For the first time ever, scientists have determined the cosmic origin of highest-energy neutrinos. A research group led by IceCube scientist Elisa Resconi, spokesperson of the Collaborative Research Center SFB1258 at the Technical University of Munich (TUM), provides an important piece of evidence that the particles detected by the IceCube neutrino telescope at the South Pole originate from a galaxy four billion light-years away from Earth.

To rule out other origins with certainty, the team led by neutrino physicist Elisa Resconi from the Technical University of Munich and multi-wavelength...

Im Focus: Magnetic vortices: Two independent magnetic skyrmion phases discovered in a single material

For the first time a team of researchers have discovered two different phases of magnetic skyrmions in a single material. Physicists of the Technical Universities of Munich and Dresden and the University of Cologne can now better study and understand the properties of these magnetic structures, which are important for both basic research and applications.

Whirlpools are an everyday experience in a bath tub: When the water is drained a circular vortex is formed. Typically, such whirls are rather stable. Similar...

Im Focus: Breaking the bond: To take part or not?

Physicists working with Roland Wester at the University of Innsbruck have investigated if and how chemical reactions can be influenced by targeted vibrational excitation of the reactants. They were able to demonstrate that excitation with a laser beam does not affect the efficiency of a chemical exchange reaction and that the excited molecular group acts only as a spectator in the reaction.

A frequently used reaction in organic chemistry is nucleophilic substitution.
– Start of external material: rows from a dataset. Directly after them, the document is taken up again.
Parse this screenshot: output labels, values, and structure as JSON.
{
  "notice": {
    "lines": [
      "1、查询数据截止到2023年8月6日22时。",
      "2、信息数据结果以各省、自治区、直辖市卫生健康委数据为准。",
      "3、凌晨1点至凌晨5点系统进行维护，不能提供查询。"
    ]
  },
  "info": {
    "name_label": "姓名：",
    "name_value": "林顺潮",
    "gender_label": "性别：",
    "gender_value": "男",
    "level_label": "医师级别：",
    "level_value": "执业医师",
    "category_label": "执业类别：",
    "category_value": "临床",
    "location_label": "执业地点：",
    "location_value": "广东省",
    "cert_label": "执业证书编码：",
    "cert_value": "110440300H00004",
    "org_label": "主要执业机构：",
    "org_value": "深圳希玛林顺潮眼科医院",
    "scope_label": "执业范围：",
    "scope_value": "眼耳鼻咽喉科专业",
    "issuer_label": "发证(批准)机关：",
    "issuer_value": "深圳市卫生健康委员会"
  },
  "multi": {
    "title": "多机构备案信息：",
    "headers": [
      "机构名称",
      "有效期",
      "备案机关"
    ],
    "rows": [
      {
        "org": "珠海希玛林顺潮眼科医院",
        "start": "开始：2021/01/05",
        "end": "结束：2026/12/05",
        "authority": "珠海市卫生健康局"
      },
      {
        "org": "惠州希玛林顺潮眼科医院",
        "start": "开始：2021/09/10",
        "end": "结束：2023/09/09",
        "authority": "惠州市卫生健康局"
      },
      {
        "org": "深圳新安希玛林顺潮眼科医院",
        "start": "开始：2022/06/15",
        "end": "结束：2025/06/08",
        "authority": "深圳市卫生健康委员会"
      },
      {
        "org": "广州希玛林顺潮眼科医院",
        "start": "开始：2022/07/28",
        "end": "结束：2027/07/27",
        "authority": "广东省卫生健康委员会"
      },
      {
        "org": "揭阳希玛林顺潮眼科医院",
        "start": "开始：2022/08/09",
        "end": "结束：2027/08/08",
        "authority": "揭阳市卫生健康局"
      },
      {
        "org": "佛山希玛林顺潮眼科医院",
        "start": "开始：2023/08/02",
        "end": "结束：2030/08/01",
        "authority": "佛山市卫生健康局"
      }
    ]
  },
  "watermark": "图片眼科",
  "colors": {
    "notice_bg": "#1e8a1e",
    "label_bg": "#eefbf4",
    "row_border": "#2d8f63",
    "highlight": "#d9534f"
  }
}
It plays, for example, an important role in in the synthesis of new chemical...

Im Focus: New 2D Spectroscopy Methods

Optical spectroscopy allows investigating the energy structure and dynamic properties of complex quantum systems. Researchers from the University of Würzburg present two new approaches of coherent two-dimensional spectroscopy.

"Put an excitation into the system and observe how it evolves." According to physicist Professor Tobias Brixner, this is the credo of optical spectroscopy....

All Focus news of the innovation-report >>>

Anzeige

Anzeige

VideoLinks
Industry & Economy
Event News

Leading experts in Diabetes, Metabolism and Biomedical Engineering discuss Precision Medicine

13.07.2018 | Event News

Conference on Laser Polishing – LaP: Fine Tuning for Surfaces

12.07.2018 | Event News

11th European Wood-based Panel Symposium 2018: Meeting point for the wood-based materials industry

03.07.2018 | Event News

 
Latest News

A smart safe rechargeable zinc ion battery based on sol-gel transition electrolytes

20.07.2018 | Power and Electrical Engineering

Reversing cause and effect is no trouble for quantum computers

20.07.2018 | Information Technology

Princeton-UPenn research team finds physics treasure hidden in a wallpaper pattern

20.07.2018 | Materials Sciences

VideoLinks
Science & Research
Overview of more VideoLinks >>>